On precisely the same that day that Google unveiled its open source pledge, donating ten patents for free open source use, Microsoft unveiled its new Patent Tracker, a tool to reveal every single patent that the company owns, has acquired, or owned historically.
Do you believe in coincidences?
The genesis of Microsoft’s patent tracker is the company’s desire to improve the patent system without completely destroying it, a Microsoft lawyer that I spoke to today told me. Three problems the company sees in the current system are knowing who actually owns or controls a patent, litigation abuse by non-practicing entities (lawyerese for patent trolls who don’t actually make anything with the patents they control), and poor patent quality.

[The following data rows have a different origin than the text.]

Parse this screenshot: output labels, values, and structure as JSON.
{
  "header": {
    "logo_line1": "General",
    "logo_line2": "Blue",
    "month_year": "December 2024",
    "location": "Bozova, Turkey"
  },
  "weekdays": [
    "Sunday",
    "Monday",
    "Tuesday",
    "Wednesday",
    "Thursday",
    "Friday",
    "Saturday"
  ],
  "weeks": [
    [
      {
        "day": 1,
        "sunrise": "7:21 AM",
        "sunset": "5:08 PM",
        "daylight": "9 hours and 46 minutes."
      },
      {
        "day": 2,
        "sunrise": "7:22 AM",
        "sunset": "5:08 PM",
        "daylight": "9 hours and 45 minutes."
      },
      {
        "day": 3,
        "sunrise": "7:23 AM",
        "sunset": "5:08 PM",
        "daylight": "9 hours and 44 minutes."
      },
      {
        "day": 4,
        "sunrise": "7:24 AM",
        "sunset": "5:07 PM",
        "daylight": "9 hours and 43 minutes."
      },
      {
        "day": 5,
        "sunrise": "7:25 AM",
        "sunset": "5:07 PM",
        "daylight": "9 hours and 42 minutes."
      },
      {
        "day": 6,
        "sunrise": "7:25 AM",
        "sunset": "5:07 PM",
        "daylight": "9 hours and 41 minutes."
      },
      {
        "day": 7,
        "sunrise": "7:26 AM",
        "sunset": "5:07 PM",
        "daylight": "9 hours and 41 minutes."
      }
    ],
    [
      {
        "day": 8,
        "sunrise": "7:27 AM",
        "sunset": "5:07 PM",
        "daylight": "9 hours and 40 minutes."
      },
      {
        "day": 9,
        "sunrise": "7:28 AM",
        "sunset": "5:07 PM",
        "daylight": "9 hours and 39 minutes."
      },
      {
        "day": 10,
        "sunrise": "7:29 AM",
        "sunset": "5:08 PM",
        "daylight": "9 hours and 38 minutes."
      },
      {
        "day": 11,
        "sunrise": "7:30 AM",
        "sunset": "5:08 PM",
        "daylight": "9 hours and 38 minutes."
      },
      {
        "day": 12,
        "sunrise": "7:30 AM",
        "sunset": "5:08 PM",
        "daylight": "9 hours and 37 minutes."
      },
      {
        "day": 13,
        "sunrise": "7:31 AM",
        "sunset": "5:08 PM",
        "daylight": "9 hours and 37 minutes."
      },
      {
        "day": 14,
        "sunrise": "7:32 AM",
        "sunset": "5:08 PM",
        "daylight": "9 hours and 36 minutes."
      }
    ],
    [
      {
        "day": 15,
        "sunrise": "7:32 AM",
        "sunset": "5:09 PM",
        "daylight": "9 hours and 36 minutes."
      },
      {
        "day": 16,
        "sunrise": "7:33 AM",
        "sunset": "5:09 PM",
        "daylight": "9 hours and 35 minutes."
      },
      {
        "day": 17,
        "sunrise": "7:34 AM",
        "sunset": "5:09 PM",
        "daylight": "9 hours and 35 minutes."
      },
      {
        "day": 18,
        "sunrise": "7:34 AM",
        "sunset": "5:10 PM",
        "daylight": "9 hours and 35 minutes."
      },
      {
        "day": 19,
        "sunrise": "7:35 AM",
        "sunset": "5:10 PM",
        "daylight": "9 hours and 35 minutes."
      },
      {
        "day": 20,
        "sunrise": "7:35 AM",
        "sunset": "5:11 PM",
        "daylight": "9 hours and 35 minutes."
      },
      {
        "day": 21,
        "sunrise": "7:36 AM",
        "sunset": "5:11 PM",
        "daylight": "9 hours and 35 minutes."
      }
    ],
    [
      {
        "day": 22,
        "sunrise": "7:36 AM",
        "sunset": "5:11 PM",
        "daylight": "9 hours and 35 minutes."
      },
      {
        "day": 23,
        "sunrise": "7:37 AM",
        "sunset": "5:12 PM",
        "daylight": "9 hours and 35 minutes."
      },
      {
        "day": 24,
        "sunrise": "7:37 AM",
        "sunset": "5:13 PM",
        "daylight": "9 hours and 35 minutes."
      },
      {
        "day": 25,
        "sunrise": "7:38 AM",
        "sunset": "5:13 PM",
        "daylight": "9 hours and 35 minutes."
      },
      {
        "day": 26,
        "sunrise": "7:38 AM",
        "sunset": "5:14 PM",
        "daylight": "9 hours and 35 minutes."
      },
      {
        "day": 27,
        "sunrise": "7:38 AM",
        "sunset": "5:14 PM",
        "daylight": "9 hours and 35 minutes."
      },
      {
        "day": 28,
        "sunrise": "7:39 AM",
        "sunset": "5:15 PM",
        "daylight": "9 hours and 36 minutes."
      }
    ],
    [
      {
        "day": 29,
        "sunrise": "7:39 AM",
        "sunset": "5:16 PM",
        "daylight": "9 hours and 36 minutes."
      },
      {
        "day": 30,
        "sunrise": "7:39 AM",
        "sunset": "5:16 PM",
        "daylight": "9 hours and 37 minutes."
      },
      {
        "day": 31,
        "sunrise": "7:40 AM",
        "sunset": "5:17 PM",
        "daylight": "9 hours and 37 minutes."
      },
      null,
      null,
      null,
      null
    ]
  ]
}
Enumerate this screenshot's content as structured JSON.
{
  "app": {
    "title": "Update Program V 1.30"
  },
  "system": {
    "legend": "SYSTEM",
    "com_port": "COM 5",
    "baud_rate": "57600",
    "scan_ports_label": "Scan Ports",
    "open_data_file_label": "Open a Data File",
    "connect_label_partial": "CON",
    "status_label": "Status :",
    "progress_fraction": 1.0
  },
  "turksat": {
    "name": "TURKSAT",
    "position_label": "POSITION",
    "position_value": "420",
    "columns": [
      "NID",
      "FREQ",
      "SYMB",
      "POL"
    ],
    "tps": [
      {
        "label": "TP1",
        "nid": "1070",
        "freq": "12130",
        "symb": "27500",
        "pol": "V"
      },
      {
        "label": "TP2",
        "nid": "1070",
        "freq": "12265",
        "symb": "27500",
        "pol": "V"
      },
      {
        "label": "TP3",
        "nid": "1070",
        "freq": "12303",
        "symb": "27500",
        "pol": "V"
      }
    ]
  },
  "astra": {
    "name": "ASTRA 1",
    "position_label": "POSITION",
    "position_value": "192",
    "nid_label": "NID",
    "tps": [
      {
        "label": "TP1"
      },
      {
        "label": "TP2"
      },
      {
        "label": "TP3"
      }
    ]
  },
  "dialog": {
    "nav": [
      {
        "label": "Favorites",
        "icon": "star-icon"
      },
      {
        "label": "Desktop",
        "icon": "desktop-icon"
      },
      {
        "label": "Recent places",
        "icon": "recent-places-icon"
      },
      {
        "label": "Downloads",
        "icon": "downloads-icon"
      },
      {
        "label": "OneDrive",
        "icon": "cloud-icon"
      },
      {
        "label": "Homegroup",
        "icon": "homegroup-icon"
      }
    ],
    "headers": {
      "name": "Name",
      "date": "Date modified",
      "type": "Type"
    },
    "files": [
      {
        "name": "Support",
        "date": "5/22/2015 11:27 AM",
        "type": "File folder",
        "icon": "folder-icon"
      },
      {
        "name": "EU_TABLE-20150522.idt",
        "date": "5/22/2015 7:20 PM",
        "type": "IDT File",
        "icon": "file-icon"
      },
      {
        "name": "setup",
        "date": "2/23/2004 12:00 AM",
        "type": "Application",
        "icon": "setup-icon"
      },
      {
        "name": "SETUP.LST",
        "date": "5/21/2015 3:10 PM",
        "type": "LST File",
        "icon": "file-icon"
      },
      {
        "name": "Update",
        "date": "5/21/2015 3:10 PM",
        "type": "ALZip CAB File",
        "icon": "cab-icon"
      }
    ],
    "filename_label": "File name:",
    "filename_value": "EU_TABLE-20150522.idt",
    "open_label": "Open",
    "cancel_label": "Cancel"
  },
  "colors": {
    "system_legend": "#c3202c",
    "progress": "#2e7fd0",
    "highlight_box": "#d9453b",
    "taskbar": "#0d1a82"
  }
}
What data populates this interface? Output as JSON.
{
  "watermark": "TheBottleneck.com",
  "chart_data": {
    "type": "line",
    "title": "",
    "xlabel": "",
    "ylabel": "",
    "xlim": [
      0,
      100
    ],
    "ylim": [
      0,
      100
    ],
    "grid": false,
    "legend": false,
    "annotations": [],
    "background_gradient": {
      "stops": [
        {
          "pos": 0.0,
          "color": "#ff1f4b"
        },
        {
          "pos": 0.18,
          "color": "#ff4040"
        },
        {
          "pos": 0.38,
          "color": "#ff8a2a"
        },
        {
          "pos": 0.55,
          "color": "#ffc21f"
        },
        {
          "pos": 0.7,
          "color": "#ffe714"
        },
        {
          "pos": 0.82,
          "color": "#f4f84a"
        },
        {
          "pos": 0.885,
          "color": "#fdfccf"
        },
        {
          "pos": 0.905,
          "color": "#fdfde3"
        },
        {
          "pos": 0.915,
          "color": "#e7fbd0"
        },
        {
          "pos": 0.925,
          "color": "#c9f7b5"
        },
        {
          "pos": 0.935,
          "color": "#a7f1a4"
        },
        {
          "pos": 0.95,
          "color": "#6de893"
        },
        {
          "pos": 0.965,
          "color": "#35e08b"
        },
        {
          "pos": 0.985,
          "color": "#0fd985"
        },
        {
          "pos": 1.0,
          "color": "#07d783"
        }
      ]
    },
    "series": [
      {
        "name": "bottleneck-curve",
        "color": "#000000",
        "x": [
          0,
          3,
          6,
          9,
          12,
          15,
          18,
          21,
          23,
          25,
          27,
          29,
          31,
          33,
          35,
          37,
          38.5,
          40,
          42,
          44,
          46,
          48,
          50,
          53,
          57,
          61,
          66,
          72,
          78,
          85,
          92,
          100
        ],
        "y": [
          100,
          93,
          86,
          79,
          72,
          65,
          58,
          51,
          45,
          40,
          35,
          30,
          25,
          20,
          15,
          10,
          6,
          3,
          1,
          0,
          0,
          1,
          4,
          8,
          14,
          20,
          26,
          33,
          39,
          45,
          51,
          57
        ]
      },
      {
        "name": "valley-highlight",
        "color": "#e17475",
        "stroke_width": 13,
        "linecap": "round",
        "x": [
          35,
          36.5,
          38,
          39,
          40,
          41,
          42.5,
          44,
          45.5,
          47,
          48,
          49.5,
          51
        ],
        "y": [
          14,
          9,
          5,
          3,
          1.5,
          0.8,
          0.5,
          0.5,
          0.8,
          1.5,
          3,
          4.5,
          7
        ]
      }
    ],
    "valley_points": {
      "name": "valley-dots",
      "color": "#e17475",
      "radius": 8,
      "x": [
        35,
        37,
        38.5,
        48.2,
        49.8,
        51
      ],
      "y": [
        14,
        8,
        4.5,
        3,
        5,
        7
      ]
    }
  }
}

The new tracker is designed to fix the first problem, while making patent abuse more difficult. And it’s built around Microsoft’s goal of working within the patent system, while seeking to improve it. As Microsoft’s general counsel Brad Smith said, roughly translated: “Fix what’s broken, not break what’s working.”
The two initiatives show a different approach to patents, at least on the surface, from the two software giants.
Google’s initiative today showcases a kind of patents-are-a-necessary-evil mentality. Google doesn’t want to be left defenseless in a patent nuclear war, so it has loaded up on patents by acquiring Motorola, by buying them from IBM, and by joining a consortium to purchase them from a bankrupt Kodak. But it also wants to be seen as a friend of open systems and open software — after all, Android is built on an open-source foundation — so donating patents to open source is kind of motherhood and apple pie.
But it’s also a pretty easy step: ten patents on fairly obscure data analysis technologies are not going to make many in the patent industry think that Christmas has arrived early.
Microsoft’s initiative showcases a new openness, stripping away the cloak of corporate secrecy, while embracing the existing patent system. The company has gone so far as to provide a downloadable data file of all Microsoft patents: all 40,786 of them as of March 25. The list is massive and extensive, from ZL201020107444.8, a kidney disease detection method which it acquired from Zhongshan Baoyuan Biotechnology Engineering Co., Ltd., to 314229, a media player technology that Microsoft developed internally.
That’s unprecedented, and it would be a major benefit to business and technology executives if all companies did that … or if the U.S. Patent and Trademark Organization made patent information that easily — and transparently — available. While the USPTO makes all patents searchable, it’s not always clear who owns or controls a patent. And that’s a scenario that lends itself to patent trolls, who thrive on the gamesmanship that opacity allows.
It’s a move that Microsoft invites other companies to follow, the company lawyer I spoke to made clear.
The question is: Will companies follow Microsoft’s model or Google’s? Will they start offering patents for free open-source use, or focus on offering greater transparency around the patents they do own? And of course, there are multiple other alternatives, such as eliminating the patent system entirely, revamping it, or determining simple standard licensing terms.
As in many other scenarios, I’m sure that where companies stand will be greatly determined by what they currently own, and how powerful they feel they are currently within the existing situation.
Image credit: John Koetsier
Our upcoming GrowthBeat event — August 5-6 in San Francisco — is exploring the data, apps, and science of successful marketing. Get the scoop here, and grab your tickets before they're gone!